Usually I like to wait until after my bookclub discussions to post a review on one of my bookclub reads but we postponed our meeting til June and I don’t want to wait that long. So I decided to post my review of “It’s Not OK to Feel Blue (and other lies). Inspirational people open up about their mental health” by Scarlett Curtis a little early.
This anthology is a collection of essays and other texts on the topic of mental health. Every author that contributed to “It’s Not OK to Feel Blue” approaches the topic with another unique perspective and offers us a different outlook on what mental health means to them. Some of these texts make you laugh, others make you cry. They are intelligent, beautiful, political, funny, emotional — touching but most of all, personal.
There were so many amazing texts in this collection that I won’t list all my favourites in this review because that would make it way too long and probably also quite boring to read. However, the pieces that were most interesting to me were the ones that discuss the political side of mental health. These texts show how the intersections of mental struggles with racism, (hetero-)sexism, classism and other forms of discrimination affect individuals and are a powerful plea for a fairer society.
Even though “It’s Not OK to Feel Blue” has a massive 500 pages it was quite easy to read because the small individual texts allow you to take a break every now and then to reflect on what you’ve read or just to take a moment to breathe.
This book is an invitation to reflect about what mental health means to you and everyone of us, it’s a glimpse of hope for those who are struggling and a source of comfort for those who are recovering.

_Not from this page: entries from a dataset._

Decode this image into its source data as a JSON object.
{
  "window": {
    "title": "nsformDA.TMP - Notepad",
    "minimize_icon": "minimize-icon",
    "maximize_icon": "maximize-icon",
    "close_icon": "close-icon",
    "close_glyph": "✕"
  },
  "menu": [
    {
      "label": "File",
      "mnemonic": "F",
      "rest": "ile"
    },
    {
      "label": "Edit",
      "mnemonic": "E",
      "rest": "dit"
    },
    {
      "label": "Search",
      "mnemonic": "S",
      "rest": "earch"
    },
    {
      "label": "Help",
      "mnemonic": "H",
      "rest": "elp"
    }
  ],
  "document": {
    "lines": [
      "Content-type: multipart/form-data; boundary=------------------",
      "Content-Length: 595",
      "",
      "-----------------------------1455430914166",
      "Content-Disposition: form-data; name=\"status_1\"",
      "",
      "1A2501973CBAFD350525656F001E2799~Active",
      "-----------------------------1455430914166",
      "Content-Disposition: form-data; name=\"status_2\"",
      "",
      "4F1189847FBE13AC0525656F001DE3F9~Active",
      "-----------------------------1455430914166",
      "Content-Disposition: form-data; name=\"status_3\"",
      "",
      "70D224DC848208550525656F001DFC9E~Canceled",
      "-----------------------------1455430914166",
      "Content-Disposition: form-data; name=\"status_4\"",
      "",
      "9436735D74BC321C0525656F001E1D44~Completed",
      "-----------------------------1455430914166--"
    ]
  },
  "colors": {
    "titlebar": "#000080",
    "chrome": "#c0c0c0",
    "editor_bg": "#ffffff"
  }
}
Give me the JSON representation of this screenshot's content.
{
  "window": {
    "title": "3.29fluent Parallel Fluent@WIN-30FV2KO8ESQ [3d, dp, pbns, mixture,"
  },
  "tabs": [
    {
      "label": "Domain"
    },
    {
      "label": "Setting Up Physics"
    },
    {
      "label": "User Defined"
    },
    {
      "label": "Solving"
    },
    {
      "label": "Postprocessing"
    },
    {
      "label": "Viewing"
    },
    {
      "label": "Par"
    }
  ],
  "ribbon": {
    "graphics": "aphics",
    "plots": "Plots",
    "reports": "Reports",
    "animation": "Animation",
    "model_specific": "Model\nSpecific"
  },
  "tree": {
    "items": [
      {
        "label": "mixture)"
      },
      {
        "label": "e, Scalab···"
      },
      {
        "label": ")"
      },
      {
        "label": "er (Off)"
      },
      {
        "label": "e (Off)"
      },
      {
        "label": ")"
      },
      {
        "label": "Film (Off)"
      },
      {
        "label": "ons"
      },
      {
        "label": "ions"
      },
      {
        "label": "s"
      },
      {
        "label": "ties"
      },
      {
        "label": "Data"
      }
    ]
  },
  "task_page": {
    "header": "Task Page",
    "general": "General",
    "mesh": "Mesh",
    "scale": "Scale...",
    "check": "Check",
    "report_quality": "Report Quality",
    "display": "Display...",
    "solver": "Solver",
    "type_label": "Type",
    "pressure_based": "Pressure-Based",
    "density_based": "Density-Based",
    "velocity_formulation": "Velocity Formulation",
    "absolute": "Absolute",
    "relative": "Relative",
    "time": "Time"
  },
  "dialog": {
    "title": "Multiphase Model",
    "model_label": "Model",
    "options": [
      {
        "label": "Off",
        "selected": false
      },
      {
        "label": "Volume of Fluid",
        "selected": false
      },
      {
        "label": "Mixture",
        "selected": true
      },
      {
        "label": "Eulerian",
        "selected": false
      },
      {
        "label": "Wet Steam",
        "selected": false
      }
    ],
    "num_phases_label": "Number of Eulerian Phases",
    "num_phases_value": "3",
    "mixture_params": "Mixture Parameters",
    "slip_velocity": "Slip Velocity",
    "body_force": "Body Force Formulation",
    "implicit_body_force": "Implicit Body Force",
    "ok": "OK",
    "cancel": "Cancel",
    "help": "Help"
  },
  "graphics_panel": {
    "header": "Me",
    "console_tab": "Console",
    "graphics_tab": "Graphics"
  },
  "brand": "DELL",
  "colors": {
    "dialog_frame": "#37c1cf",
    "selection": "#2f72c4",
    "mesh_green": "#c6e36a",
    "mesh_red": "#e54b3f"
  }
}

For me it was a book that I wished I could have read much earlier. One that, as Scarlett Curtis wrote, I wished I could’ve given my teenage self. It is one that I will keep on recommending to so many people in my life because it shows that mental health, wellbeing and illness are things that affect each and everyone of us. It makes these issues visible and most of all, it shows that mental health is a common, a completely normal part of life.
Yes, it’s a struggle but there’s nothing unusual about it.